▶ [Exercise]: Word for word, repeat the data that follows. Do not include the pictures.
■ ■ ■ ■ ■ ■ ■
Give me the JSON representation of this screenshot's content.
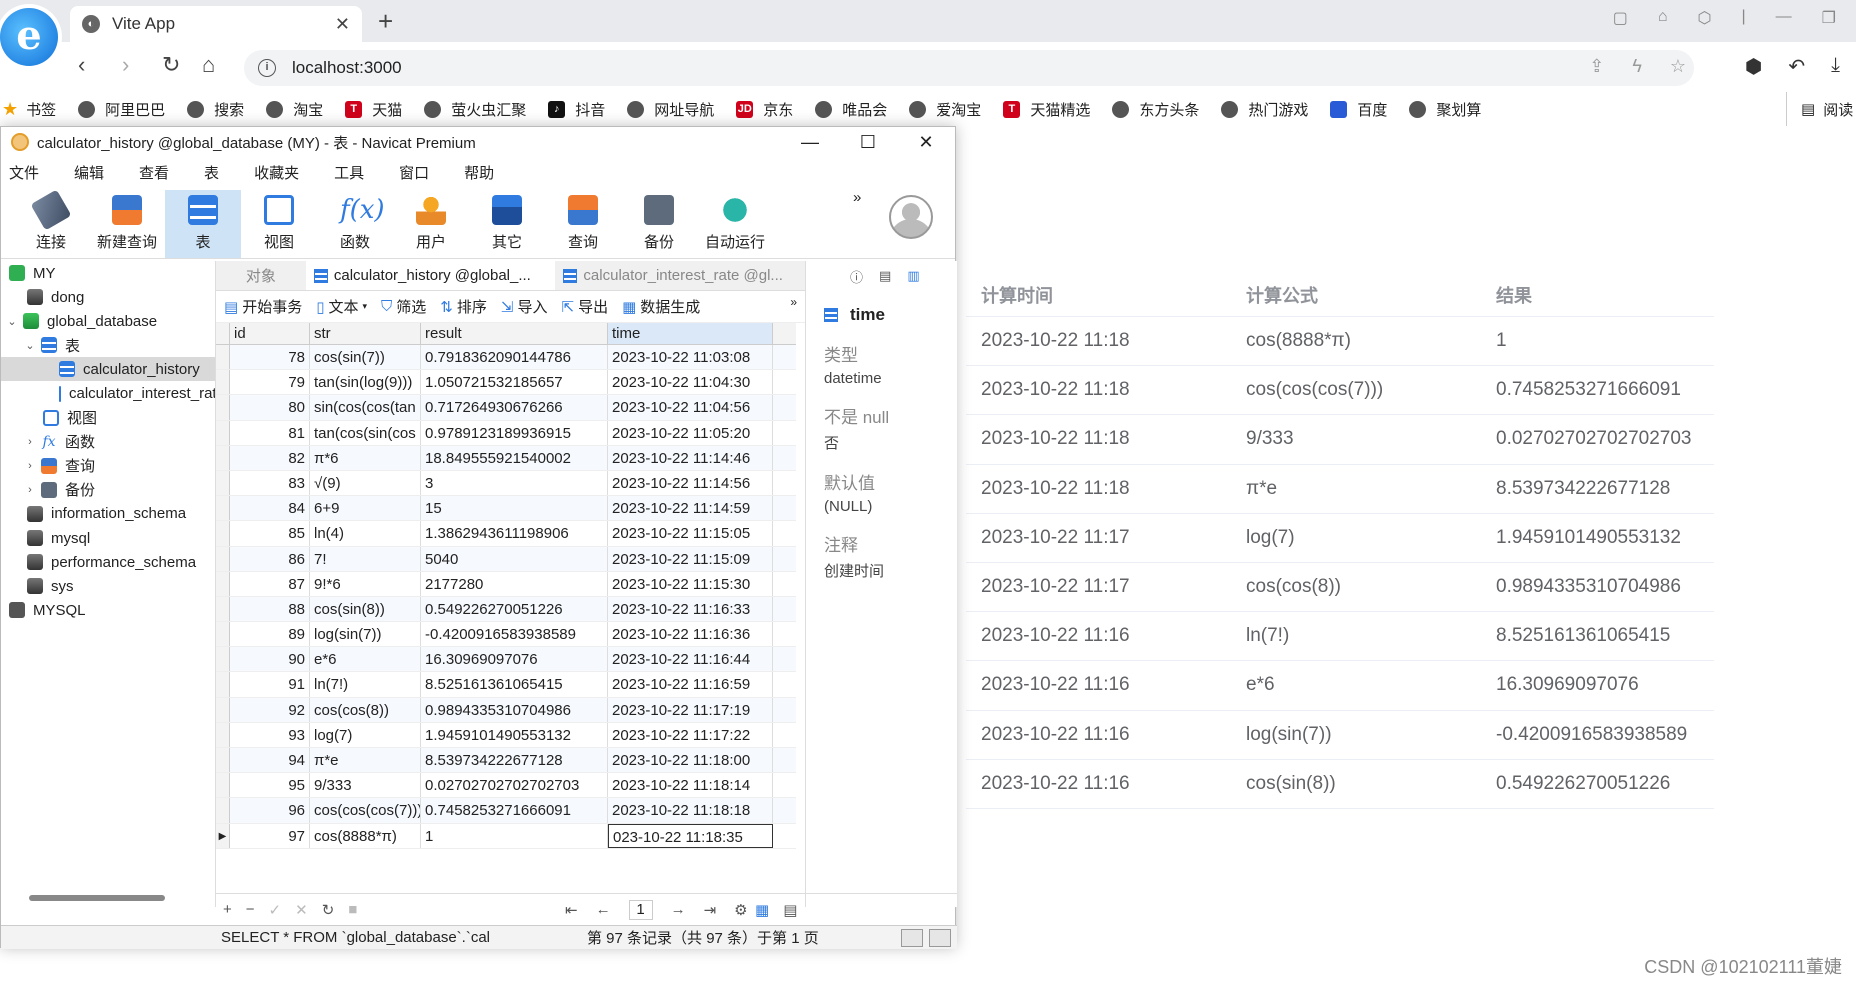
{
  "browser": {
    "tab_title": "Vite App",
    "url": "localhost:3000",
    "bookmarks": [
      "书签",
      "阿里巴巴",
      "搜索",
      "淘宝",
      "天猫",
      "萤火虫汇聚",
      "抖音",
      "网址导航",
      "京东",
      "唯品会",
      "爱淘宝",
      "天猫精选",
      "东方头条",
      "热门游戏",
      "百度",
      "聚划算"
    ],
    "reading_mode": "阅读"
  },
  "webpage": {
    "headers": {
      "time": "计算时间",
      "formula": "计算公式",
      "result": "结果"
    },
    "rows": [
      {
        "time": "2023-10-22 11:18",
        "formula": "cos(8888*π)",
        "result": "1"
      },
      {
        "time": "2023-10-22 11:18",
        "formula": "cos(cos(cos(7)))",
        "result": "0.7458253271666091"
      },
      {
        "time": "2023-10-22 11:18",
        "formula": "9/333",
        "result": "0.02702702702702703"
      },
      {
        "time": "2023-10-22 11:18",
        "formula": "π*e",
        "result": "8.539734222677128"
      },
      {
        "time": "2023-10-22 11:17",
        "formula": "log(7)",
        "result": "1.9459101490553132"
      },
      {
        "time": "2023-10-22 11:17",
        "formula": "cos(cos(8))",
        "result": "0.9894335310704986"
      },
      {
        "time": "2023-10-22 11:16",
        "formula": "ln(7!)",
        "result": "8.525161361065415"
      },
      {
        "time": "2023-10-22 11:16",
        "formula": "e*6",
        "result": "16.30969097076"
      },
      {
        "time": "2023-10-22 11:16",
        "formula": "log(sin(7))",
        "result": "-0.4200916583938589"
      },
      {
        "time": "2023-10-22 11:16",
        "formula": "cos(sin(8))",
        "result": "0.549226270051226"
      }
    ],
    "watermark": "CSDN @102102111董婕"
  },
  "navicat": {
    "title": "calculator_history @global_database (MY) - 表 - Navicat Premium",
    "menu": [
      "文件",
      "编辑",
      "查看",
      "表",
      "收藏夹",
      "工具",
      "窗口",
      "帮助"
    ],
    "ribbon": [
      "连接",
      "新建查询",
      "表",
      "视图",
      "函数",
      "用户",
      "其它",
      "查询",
      "备份",
      "自动运行"
    ],
    "tree": [
      {
        "label": "MY",
        "indent": 0,
        "arrow": "",
        "icon": "conn"
      },
      {
        "label": "dong",
        "indent": 1,
        "arrow": "",
        "icon": "db"
      },
      {
        "label": "global_database",
        "indent": 0,
        "arrow": "⌄",
        "icon": "db-open"
      },
      {
        "label": "表",
        "indent": 1,
        "arrow": "⌄",
        "icon": "tbl"
      },
      {
        "label": "calculator_history",
        "indent": 2,
        "arrow": "",
        "icon": "tbl",
        "selected": true
      },
      {
        "label": "calculator_interest_rate",
        "indent": 2,
        "arrow": "",
        "icon": "tbl"
      },
      {
        "label": "视图",
        "indent": 1,
        "arrow": "",
        "icon": "view"
      },
      {
        "label": "函数",
        "indent": 1,
        "arrow": "›",
        "icon": "fx"
      },
      {
        "label": "查询",
        "indent": 1,
        "arrow": "›",
        "icon": "qry"
      },
      {
        "label": "备份",
        "indent": 1,
        "arrow": "›",
        "icon": "bak"
      },
      {
        "label": "information_schema",
        "indent": 1,
        "arrow": "",
        "icon": "db"
      },
      {
        "label": "mysql",
        "indent": 1,
        "arrow": "",
        "icon": "db"
      },
      {
        "label": "performance_schema",
        "indent": 1,
        "arrow": "",
        "icon": "db"
      },
      {
        "label": "sys",
        "indent": 1,
        "arrow": "",
        "icon": "db"
      },
      {
        "label": "MYSQL",
        "indent": 0,
        "arrow": "",
        "icon": "mysql"
      }
    ],
    "tabs": {
      "objects": "对象",
      "active": "calculator_history @global_...",
      "inactive": "calculator_interest_rate @gl..."
    },
    "actions": [
      "开始事务",
      "文本",
      "筛选",
      "排序",
      "导入",
      "导出",
      "数据生成"
    ],
    "columns": [
      "id",
      "str",
      "result",
      "time"
    ],
    "rows": [
      {
        "id": "78",
        "str": "cos(sin(7))",
        "result": "0.7918362090144786",
        "time": "2023-10-22 11:03:08"
      },
      {
        "id": "79",
        "str": "tan(sin(log(9)))",
        "result": "1.050721532185657",
        "time": "2023-10-22 11:04:30"
      },
      {
        "id": "80",
        "str": "sin(cos(cos(tan",
        "result": "0.717264930676266",
        "time": "2023-10-22 11:04:56"
      },
      {
        "id": "81",
        "str": "tan(cos(sin(cos",
        "result": "0.9789123189936915",
        "time": "2023-10-22 11:05:20"
      },
      {
        "id": "82",
        "str": "π*6",
        "result": "18.849555921540002",
        "time": "2023-10-22 11:14:46"
      },
      {
        "id": "83",
        "str": "√(9)",
        "result": "3",
        "time": "2023-10-22 11:14:56"
      },
      {
        "id": "84",
        "str": "6+9",
        "result": "15",
        "time": "2023-10-22 11:14:59"
      },
      {
        "id": "85",
        "str": "ln(4)",
        "result": "1.3862943611198906",
        "time": "2023-10-22 11:15:05"
      },
      {
        "id": "86",
        "str": "7!",
        "result": "5040",
        "time": "2023-10-22 11:15:09"
      },
      {
        "id": "87",
        "str": "9!*6",
        "result": "2177280",
        "time": "2023-10-22 11:15:30"
      },
      {
        "id": "88",
        "str": "cos(sin(8))",
        "result": "0.549226270051226",
        "time": "2023-10-22 11:16:33"
      },
      {
        "id": "89",
        "str": "log(sin(7))",
        "result": "-0.4200916583938589",
        "time": "2023-10-22 11:16:36"
      },
      {
        "id": "90",
        "str": "e*6",
        "result": "16.30969097076",
        "time": "2023-10-22 11:16:44"
      },
      {
        "id": "91",
        "str": "ln(7!)",
        "result": "8.525161361065415",
        "time": "2023-10-22 11:16:59"
      },
      {
        "id": "92",
        "str": "cos(cos(8))",
        "result": "0.9894335310704986",
        "time": "2023-10-22 11:17:19"
      },
      {
        "id": "93",
        "str": "log(7)",
        "result": "1.9459101490553132",
        "time": "2023-10-22 11:17:22"
      },
      {
        "id": "94",
        "str": "π*e",
        "result": "8.539734222677128",
        "time": "2023-10-22 11:18:00"
      },
      {
        "id": "95",
        "str": "9/333",
        "result": "0.02702702702702703",
        "time": "2023-10-22 11:18:14"
      },
      {
        "id": "96",
        "str": "cos(cos(cos(7)))",
        "result": "0.7458253271666091",
        "time": "2023-10-22 11:18:18"
      },
      {
        "id": "97",
        "str": "cos(8888*π)",
        "result": "1",
        "time": "023-10-22 11:18:35",
        "current": true
      }
    ],
    "properties": {
      "field": "time",
      "type_label": "类型",
      "type_value": "datetime",
      "null_label": "不是 null",
      "null_value": "否",
      "default_label": "默认值",
      "default_value": "(NULL)",
      "comment_label": "注释",
      "comment_value": "创建时间"
    },
    "page_number": "1",
    "status_sql": "SELECT * FROM `global_database`.`cal",
    "status_records": "第 97 条记录（共 97 条）于第 1 页"
  }
}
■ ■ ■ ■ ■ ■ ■
▶ [Exercise output]:
Give me the JSON representation of this screenshot's content.
{
  "browser": {
    "tab_title": "Vite App",
    "url": "localhost:3000",
    "bookmarks": [
      "书签",
      "阿里巴巴",
      "搜索",
      "淘宝",
      "天猫",
      "萤火虫汇聚",
      "抖音",
      "网址导航",
      "京东",
      "唯品会",
      "爱淘宝",
      "天猫精选",
      "东方头条",
      "热门游戏",
      "百度",
      "聚划算"
    ],
    "reading_mode": "阅读"
  },
  "webpage": {
    "headers": {
      "time": "计算时间",
      "formula": "计算公式",
      "result": "结果"
    },
    "rows": [
      {
        "time": "2023-10-22 11:18",
        "formula": "cos(8888*π)",
        "result": "1"
      },
      {
        "time": "2023-10-22 11:18",
        "formula": "cos(cos(cos(7)))",
        "result": "0.7458253271666091"
      },
      {
        "time": "2023-10-22 11:18",
        "formula": "9/333",
        "result": "0.02702702702702703"
      },
      {
        "time": "2023-10-22 11:18",
        "formula": "π*e",
        "result": "8.539734222677128"
      },
      {
        "time": "2023-10-22 11:17",
        "formula": "log(7)",
        "result": "1.9459101490553132"
      },
      {
        "time": "2023-10-22 11:17",
        "formula": "cos(cos(8))",
        "result": "0.9894335310704986"
      },
      {
        "time": "2023-10-22 11:16",
        "formula": "ln(7!)",
        "result": "8.525161361065415"
      },
      {
        "time": "2023-10-22 11:16",
        "formula": "e*6",
        "result": "16.30969097076"
      },
      {
        "time": "2023-10-22 11:16",
        "formula": "log(sin(7))",
        "result": "-0.4200916583938589"
      },
      {
        "time": "2023-10-22 11:16",
        "formula": "cos(sin(8))",
        "result": "0.549226270051226"
      }
    ],
    "watermark": "CSDN @102102111董婕"
  },
  "navicat": {
    "title": "calculator_history @global_database (MY) - 表 - Navicat Premium",
    "menu": [
      "文件",
      "编辑",
      "查看",
      "表",
      "收藏夹",
      "工具",
      "窗口",
      "帮助"
    ],
    "ribbon": [
      "连接",
      "新建查询",
      "表",
      "视图",
      "函数",
      "用户",
      "其它",
      "查询",
      "备份",
      "自动运行"
    ],
    "tree": [
      {
        "label": "MY",
        "indent": 0,
        "arrow": "",
        "icon": "conn"
      },
      {
        "label": "dong",
        "indent": 1,
        "arrow": "",
        "icon": "db"
      },
      {
        "label": "global_database",
        "indent": 0,
        "arrow": "⌄",
        "icon": "db-open"
      },
      {
        "label": "表",
        "indent": 1,
        "arrow": "⌄",
        "icon": "tbl"
      },
      {
        "label": "calculator_history",
        "indent": 2,
        "arrow": "",
        "icon": "tbl",
        "selected": true
      },
      {
        "label": "calculator_interest_rate",
        "indent": 2,
        "arrow": "",
        "icon": "tbl"
      },
      {
        "label": "视图",
        "indent": 1,
        "arrow": "",
        "icon": "view"
      },
      {
        "label": "函数",
        "indent": 1,
        "arrow": "›",
        "icon": "fx"
      },
      {
        "label": "查询",
        "indent": 1,
        "arrow": "›",
        "icon": "qry"
      },
      {
        "label": "备份",
        "indent": 1,
        "arrow": "›",
        "icon": "bak"
      },
      {
        "label": "information_schema",
        "indent": 1,
        "arrow": "",
        "icon": "db"
      },
      {
        "label": "mysql",
        "indent": 1,
        "arrow": "",
        "icon": "db"
      },
      {
        "label": "performance_schema",
        "indent": 1,
        "arrow": "",
        "icon": "db"
      },
      {
        "label": "sys",
        "indent": 1,
        "arrow": "",
        "icon": "db"
      },
      {
        "label": "MYSQL",
        "indent": 0,
        "arrow": "",
        "icon": "mysql"
      }
    ],
    "tabs": {
      "objects": "对象",
      "active": "calculator_history @global_...",
      "inactive": "calculator_interest_rate @gl..."
    },
    "actions": [
      "开始事务",
      "文本",
      "筛选",
      "排序",
      "导入",
      "导出",
      "数据生成"
    ],
    "columns": [
      "id",
      "str",
      "result",
      "time"
    ],
    "rows": [
      {
        "id": "78",
        "str": "cos(sin(7))",
        "result": "0.7918362090144786",
        "time": "2023-10-22 11:03:08"
      },
      {
        "id": "79",
        "str": "tan(sin(log(9)))",
        "result": "1.050721532185657",
        "time": "2023-10-22 11:04:30"
      },
      {
        "id": "80",
        "str": "sin(cos(cos(tan",
        "result": "0.717264930676266",
        "time": "2023-10-22 11:04:56"
      },
      {
        "id": "81",
        "str": "tan(cos(sin(cos",
        "result": "0.9789123189936915",
        "time": "2023-10-22 11:05:20"
      },
      {
        "id": "82",
        "str": "π*6",
        "result": "18.849555921540002",
        "time": "2023-10-22 11:14:46"
      },
      {
        "id": "83",
        "str": "√(9)",
        "result": "3",
        "time": "2023-10-22 11:14:56"
      },
      {
        "id": "84",
        "str": "6+9",
        "result": "15",
        "time": "2023-10-22 11:14:59"
      },
      {
        "id": "85",
        "str": "ln(4)",
        "result": "1.3862943611198906",
        "time": "2023-10-22 11:15:05"
      },
      {
        "id": "86",
        "str": "7!",
        "result": "5040",
        "time": "2023-10-22 11:15:09"
      },
      {
        "id": "87",
        "str": "9!*6",
        "result": "2177280",
        "time": "2023-10-22 11:15:30"
      },
      {
        "id": "88",
        "str": "cos(sin(8))",
        "result": "0.549226270051226",
        "time": "2023-10-22 11:16:33"
      },
      {
        "id": "89",
        "str": "log(sin(7))",
        "result": "-0.4200916583938589",
        "time": "2023-10-22 11:16:36"
      },
      {
        "id": "90",
        "str": "e*6",
        "result": "16.30969097076",
        "time": "2023-10-22 11:16:44"
      },
      {
        "id": "91",
        "str": "ln(7!)",
        "result": "8.525161361065415",
        "time": "2023-10-22 11:16:59"
      },
      {
        "id": "92",
        "str": "cos(cos(8))",
        "result": "0.9894335310704986",
        "time": "2023-10-22 11:17:19"
      },
      {
        "id": "93",
        "str": "log(7)",
        "result": "1.9459101490553132",
        "time": "2023-10-22 11:17:22"
      },
      {
        "id": "94",
        "str": "π*e",
        "result": "8.539734222677128",
        "time": "2023-10-22 11:18:00"
      },
      {
        "id": "95",
        "str": "9/333",
        "result": "0.02702702702702703",
        "time": "2023-10-22 11:18:14"
      },
      {
        "id": "96",
        "str": "cos(cos(cos(7)))",
        "result": "0.7458253271666091",
        "time": "2023-10-22 11:18:18"
      },
      {
        "id": "97",
        "str": "cos(8888*π)",
        "result": "1",
        "time": "023-10-22 11:18:35",
        "current": true
      }
    ],
    "properties": {
      "field": "time",
      "type_label": "类型",
      "type_value": "datetime",
      "null_label": "不是 null",
      "null_value": "否",
      "default_label": "默认值",
      "default_value": "(NULL)",
      "comment_label": "注释",
      "comment_value": "创建时间"
    },
    "page_number": "1",
    "status_sql": "SELECT * FROM `global_database`.`cal",
    "status_records": "第 97 条记录（共 97 条）于第 1 页"
  }
}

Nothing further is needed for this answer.